(The data begins)

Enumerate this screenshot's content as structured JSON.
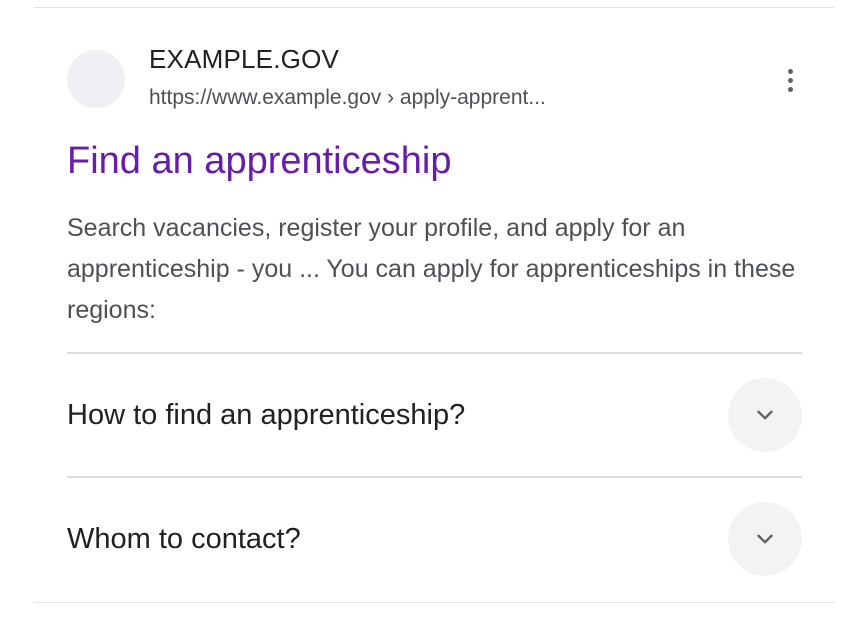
{
  "result": {
    "site_name": "EXAMPLE.GOV",
    "url": "https://www.example.gov › apply-apprent...",
    "title": "Find an apprenticeship",
    "snippet": "Search vacancies, register your profile, and apply for an apprenticeship - you ... You can apply for apprenticeships in these regions:",
    "title_color": "#681da8",
    "more_icon": "vertical-dots-icon"
  },
  "faq": {
    "items": [
      {
        "question": "How to find an apprenticeship?",
        "icon": "chevron-down-icon"
      },
      {
        "question": "Whom to contact?",
        "icon": "chevron-down-icon"
      }
    ]
  }
}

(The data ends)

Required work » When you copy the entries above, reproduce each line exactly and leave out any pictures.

Solution to this task »
Enumerate this screenshot's content as structured JSON.
{
  "result": {
    "site_name": "EXAMPLE.GOV",
    "url": "https://www.example.gov › apply-apprent...",
    "title": "Find an apprenticeship",
    "snippet": "Search vacancies, register your profile, and apply for an apprenticeship - you ... You can apply for apprenticeships in these regions:",
    "title_color": "#681da8",
    "more_icon": "vertical-dots-icon"
  },
  "faq": {
    "items": [
      {
        "question": "How to find an apprenticeship?",
        "icon": "chevron-down-icon"
      },
      {
        "question": "Whom to contact?",
        "icon": "chevron-down-icon"
      }
    ]
  }
}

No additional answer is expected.